PARKER, Colo. — A new study paints a painful picture of the loss created by the COVID-19 pandemic.
The study, released by medical journal Pediatrics, found more than 120,000 children lost either a parent or primary caregiver to the virus over a 15-month period.
The modeling deduced that one child in the United States loses a parent or caregiver for every four COVID-19 deaths.
"We'll be doing something and she'll go, 'I miss my mommy,'" Teresa Santana said, referring to her 8-year-old granddaughter.
Santana's daughter, Alicia Santana-Rodgers, died just three weeks after giving birth to twins.
In total, Santana-Rodgers leaves behind four children who are now being raised by their father. Santana-Rodgers and her husband had moved to Parker less than a year ago.
"She was planning on getting the vaccine after she had the twins," Santana said.
Santana-Rodgers' husband and children have now relocated to New Mexico to be closer to Santana and other family members.
"She truly did have a heart of gold," Santana said.
The tragic circumstances surrounding Santana-Rodgers death highlight the grave statistics presented in the Pediatrics' findings. In the study, researchers estimated a disproportionate number of Black and Hispanic children have been impacted.
It's something Asha Hawthorne knows all too well. The mother of three spoke with Denver7 following the death of her 45-year-old husband, Kareem Hawthorne.
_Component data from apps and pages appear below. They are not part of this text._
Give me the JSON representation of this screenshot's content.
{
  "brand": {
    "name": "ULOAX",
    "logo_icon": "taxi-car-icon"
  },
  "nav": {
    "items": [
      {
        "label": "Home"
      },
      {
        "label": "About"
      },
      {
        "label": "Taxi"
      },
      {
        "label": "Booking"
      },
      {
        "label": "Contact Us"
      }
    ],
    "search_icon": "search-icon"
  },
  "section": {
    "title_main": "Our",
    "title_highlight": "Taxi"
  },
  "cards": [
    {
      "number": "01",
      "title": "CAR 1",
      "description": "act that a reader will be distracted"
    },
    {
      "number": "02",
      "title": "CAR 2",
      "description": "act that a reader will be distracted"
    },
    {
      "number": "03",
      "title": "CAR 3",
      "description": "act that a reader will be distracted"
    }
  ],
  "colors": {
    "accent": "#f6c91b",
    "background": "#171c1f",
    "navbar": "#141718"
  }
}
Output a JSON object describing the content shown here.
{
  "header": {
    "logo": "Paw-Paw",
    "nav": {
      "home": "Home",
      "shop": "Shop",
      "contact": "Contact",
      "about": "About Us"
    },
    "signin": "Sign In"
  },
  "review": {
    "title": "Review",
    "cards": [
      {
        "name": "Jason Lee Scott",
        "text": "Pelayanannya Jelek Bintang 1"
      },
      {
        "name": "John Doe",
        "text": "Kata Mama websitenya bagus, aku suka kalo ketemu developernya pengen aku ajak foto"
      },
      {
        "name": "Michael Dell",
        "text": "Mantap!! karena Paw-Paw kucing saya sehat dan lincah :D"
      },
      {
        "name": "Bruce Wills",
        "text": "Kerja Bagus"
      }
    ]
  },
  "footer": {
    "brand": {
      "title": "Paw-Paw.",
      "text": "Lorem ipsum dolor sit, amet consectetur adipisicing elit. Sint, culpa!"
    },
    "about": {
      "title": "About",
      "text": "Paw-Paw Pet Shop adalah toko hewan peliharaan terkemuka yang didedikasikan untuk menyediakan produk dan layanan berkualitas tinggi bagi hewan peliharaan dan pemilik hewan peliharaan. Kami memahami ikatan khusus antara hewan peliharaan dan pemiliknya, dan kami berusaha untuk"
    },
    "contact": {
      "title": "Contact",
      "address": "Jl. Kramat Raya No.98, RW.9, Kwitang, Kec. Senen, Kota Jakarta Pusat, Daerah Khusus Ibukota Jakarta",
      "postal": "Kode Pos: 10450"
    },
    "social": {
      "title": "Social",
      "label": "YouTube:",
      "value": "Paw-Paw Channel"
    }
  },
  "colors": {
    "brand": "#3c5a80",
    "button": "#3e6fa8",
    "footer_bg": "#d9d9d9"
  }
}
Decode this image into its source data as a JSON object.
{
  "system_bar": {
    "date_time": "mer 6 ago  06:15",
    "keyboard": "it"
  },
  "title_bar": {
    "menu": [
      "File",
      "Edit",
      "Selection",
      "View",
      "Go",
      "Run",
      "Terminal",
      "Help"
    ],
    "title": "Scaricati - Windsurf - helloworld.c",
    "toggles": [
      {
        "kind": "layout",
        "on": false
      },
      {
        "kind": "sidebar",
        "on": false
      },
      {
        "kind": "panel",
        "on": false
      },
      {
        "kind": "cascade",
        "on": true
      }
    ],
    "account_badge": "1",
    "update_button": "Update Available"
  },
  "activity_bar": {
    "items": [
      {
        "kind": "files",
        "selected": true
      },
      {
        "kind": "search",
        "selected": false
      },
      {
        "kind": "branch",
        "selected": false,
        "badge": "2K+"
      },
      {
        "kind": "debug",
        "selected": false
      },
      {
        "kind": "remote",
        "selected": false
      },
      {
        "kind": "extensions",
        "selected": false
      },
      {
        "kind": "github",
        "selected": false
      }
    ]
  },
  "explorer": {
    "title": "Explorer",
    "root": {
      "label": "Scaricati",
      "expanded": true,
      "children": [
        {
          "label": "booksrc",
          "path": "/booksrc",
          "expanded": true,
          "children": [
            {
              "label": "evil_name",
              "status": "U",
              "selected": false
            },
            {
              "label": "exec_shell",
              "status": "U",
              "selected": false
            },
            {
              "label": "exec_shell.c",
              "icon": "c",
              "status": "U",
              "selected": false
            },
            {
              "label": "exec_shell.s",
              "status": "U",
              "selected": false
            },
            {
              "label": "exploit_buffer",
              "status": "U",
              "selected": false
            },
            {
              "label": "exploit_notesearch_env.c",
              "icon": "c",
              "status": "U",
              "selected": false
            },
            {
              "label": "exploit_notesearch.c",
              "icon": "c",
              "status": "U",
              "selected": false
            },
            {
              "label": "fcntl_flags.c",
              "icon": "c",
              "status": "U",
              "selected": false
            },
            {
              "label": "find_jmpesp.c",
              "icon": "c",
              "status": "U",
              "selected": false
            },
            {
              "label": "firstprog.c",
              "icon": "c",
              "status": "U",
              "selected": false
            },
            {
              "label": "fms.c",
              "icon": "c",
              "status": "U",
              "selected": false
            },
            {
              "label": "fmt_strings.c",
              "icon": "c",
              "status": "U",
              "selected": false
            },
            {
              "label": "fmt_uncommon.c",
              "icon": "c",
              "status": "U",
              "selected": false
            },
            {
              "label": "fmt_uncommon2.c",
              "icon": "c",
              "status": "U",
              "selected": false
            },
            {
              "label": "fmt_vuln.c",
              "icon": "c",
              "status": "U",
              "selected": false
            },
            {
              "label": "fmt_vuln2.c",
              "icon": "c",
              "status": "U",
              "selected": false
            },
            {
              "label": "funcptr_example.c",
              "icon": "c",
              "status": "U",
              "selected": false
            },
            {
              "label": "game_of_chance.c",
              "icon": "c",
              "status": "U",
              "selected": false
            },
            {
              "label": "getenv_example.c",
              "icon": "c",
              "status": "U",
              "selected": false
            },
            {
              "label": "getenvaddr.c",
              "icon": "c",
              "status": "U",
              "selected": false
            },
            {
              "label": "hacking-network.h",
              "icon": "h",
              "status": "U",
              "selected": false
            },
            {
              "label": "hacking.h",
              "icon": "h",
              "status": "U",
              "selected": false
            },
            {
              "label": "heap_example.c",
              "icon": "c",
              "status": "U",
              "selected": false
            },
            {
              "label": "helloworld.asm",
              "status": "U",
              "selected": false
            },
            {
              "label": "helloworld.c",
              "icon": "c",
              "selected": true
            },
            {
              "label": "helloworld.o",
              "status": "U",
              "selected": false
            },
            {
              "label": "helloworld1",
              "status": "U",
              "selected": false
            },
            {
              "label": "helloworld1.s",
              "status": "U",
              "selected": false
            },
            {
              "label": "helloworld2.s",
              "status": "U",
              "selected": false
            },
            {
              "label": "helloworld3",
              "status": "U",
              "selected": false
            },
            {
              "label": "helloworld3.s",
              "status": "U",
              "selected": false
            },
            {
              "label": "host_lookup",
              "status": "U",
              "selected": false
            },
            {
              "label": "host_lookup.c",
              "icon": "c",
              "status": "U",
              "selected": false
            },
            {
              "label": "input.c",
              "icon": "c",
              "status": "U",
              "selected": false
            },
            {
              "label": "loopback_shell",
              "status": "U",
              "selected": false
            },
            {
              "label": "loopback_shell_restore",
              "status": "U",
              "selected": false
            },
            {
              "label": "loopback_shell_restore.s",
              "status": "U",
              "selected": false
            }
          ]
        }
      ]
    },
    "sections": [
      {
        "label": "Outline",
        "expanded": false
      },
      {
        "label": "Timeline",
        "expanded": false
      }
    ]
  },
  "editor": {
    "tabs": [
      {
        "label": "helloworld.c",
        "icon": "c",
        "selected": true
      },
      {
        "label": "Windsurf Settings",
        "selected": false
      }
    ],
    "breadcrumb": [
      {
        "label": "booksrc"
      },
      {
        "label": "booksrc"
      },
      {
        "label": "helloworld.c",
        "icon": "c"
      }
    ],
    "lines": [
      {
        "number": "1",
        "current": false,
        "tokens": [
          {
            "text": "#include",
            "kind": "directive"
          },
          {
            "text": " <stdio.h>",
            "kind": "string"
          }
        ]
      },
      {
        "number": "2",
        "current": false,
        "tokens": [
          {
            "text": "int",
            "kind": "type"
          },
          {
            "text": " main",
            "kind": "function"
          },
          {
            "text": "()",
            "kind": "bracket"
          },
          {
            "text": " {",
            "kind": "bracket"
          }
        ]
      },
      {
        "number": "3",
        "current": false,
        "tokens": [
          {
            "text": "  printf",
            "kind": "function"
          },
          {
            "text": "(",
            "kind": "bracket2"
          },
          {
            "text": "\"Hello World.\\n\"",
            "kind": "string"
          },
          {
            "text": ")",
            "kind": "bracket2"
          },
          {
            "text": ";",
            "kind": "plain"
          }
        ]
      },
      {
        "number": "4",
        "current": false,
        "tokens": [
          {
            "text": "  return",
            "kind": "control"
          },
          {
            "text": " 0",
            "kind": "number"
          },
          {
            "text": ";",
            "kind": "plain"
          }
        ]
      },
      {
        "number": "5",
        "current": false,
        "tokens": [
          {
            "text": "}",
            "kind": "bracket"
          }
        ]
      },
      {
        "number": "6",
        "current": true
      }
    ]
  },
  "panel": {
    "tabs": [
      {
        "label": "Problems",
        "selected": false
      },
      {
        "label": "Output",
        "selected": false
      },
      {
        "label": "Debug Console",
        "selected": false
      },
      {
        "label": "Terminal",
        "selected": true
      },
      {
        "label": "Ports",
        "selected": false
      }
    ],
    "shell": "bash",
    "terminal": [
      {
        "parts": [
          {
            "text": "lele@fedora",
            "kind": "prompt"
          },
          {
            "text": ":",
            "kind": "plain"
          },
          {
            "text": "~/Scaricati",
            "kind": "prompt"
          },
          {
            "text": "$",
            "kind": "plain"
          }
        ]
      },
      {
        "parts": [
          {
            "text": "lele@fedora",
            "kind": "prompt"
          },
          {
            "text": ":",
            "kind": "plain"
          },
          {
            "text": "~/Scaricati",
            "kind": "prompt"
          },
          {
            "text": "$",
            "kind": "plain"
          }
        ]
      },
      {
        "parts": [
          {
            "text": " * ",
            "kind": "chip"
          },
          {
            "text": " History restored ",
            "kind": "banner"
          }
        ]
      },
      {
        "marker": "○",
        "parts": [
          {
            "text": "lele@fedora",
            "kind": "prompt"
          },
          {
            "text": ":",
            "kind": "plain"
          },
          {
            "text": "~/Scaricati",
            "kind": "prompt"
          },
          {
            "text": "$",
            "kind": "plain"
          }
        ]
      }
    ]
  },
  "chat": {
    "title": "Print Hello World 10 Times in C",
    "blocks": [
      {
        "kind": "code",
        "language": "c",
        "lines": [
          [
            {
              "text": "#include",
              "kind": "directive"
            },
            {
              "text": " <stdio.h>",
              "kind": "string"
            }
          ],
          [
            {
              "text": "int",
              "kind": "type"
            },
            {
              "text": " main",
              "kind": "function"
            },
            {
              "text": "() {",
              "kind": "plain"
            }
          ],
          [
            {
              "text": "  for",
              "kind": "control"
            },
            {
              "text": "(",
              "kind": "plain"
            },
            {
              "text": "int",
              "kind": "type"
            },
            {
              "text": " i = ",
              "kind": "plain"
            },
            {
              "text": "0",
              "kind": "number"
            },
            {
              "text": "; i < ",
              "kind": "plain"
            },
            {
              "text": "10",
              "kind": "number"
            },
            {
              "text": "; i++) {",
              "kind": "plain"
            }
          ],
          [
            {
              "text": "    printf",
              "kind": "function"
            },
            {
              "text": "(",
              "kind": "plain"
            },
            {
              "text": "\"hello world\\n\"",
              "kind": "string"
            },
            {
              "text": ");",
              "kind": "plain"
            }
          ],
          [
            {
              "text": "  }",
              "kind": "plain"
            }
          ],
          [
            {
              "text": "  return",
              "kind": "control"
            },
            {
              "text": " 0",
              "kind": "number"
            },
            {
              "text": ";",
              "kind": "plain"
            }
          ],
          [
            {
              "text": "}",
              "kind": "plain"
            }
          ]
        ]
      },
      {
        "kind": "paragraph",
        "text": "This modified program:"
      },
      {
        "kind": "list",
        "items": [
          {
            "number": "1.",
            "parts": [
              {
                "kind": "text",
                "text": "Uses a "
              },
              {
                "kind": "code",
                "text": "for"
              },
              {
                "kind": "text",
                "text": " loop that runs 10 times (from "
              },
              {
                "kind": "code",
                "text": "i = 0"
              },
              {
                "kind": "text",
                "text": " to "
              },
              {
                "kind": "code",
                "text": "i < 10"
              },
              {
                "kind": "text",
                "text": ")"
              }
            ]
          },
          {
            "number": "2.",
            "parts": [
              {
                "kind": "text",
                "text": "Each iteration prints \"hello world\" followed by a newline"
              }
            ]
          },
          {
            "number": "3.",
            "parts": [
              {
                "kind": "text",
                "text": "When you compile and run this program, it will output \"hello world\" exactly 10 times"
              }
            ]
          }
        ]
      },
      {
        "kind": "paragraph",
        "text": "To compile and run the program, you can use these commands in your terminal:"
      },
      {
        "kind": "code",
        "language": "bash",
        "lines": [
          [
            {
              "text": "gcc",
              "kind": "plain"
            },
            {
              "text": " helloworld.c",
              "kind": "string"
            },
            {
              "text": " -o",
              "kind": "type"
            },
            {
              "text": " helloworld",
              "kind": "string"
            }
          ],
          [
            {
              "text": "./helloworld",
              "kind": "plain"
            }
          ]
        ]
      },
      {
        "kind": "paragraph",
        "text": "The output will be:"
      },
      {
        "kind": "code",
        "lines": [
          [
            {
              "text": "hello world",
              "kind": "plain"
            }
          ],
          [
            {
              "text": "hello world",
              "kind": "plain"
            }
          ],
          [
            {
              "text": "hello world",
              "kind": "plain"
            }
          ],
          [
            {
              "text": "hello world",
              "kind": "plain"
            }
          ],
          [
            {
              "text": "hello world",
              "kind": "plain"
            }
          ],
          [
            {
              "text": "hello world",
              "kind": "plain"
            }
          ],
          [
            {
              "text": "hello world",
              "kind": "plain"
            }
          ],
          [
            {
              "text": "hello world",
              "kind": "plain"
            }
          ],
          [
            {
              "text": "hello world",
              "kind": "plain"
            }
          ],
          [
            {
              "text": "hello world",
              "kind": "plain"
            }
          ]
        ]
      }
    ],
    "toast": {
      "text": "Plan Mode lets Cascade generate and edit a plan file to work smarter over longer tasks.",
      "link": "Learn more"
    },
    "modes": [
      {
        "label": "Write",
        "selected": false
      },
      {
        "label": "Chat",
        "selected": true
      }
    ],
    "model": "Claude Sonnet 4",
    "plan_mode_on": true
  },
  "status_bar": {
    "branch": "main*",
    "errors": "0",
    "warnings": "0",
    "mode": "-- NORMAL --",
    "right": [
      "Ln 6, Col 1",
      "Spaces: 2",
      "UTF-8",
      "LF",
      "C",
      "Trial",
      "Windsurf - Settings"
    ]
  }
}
"I'm strong, but for my kids, that's where my heartache comes from," Hawthorne said at the time.